THE INPUT:

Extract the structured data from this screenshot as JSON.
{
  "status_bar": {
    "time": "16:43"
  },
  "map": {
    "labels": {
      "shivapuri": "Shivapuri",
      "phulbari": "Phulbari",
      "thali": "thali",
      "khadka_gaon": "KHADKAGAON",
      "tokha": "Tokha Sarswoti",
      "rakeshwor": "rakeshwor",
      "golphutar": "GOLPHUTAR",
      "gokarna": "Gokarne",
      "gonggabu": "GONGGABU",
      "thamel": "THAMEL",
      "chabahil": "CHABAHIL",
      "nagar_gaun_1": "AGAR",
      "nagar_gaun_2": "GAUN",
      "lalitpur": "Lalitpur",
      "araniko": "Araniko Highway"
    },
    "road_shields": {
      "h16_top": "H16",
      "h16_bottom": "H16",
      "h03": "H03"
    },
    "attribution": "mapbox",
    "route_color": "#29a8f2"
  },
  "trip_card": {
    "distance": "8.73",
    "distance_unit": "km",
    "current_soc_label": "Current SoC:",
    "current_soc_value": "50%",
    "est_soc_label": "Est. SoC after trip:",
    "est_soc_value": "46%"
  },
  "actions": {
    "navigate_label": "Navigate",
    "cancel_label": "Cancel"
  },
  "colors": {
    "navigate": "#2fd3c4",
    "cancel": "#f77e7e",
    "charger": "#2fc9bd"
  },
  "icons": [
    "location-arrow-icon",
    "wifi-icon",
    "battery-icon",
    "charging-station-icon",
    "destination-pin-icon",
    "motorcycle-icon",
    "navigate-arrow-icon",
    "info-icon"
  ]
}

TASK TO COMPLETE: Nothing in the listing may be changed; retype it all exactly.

EXERCISE SOLUTION:
Extract the structured data from this screenshot as JSON.
{
  "status_bar": {
    "time": "16:43"
  },
  "map": {
    "labels": {
      "shivapuri": "Shivapuri",
      "phulbari": "Phulbari",
      "thali": "thali",
      "khadka_gaon": "KHADKAGAON",
      "tokha": "Tokha Sarswoti",
      "rakeshwor": "rakeshwor",
      "golphutar": "GOLPHUTAR",
      "gokarna": "Gokarne",
      "gonggabu": "GONGGABU",
      "thamel": "THAMEL",
      "chabahil": "CHABAHIL",
      "nagar_gaun_1": "AGAR",
      "nagar_gaun_2": "GAUN",
      "lalitpur": "Lalitpur",
      "araniko": "Araniko Highway"
    },
    "road_shields": {
      "h16_top": "H16",
      "h16_bottom": "H16",
      "h03": "H03"
    },
    "attribution": "mapbox",
    "route_color": "#29a8f2"
  },
  "trip_card": {
    "distance": "8.73",
    "distance_unit": "km",
    "current_soc_label": "Current SoC:",
    "current_soc_value": "50%",
    "est_soc_label": "Est. SoC after trip:",
    "est_soc_value": "46%"
  },
  "actions": {
    "navigate_label": "Navigate",
    "cancel_label": "Cancel"
  },
  "colors": {
    "navigate": "#2fd3c4",
    "cancel": "#f77e7e",
    "charger": "#2fc9bd"
  },
  "icons": [
    "location-arrow-icon",
    "wifi-icon",
    "battery-icon",
    "charging-station-icon",
    "destination-pin-icon",
    "motorcycle-icon",
    "navigate-arrow-icon",
    "info-icon"
  ]
}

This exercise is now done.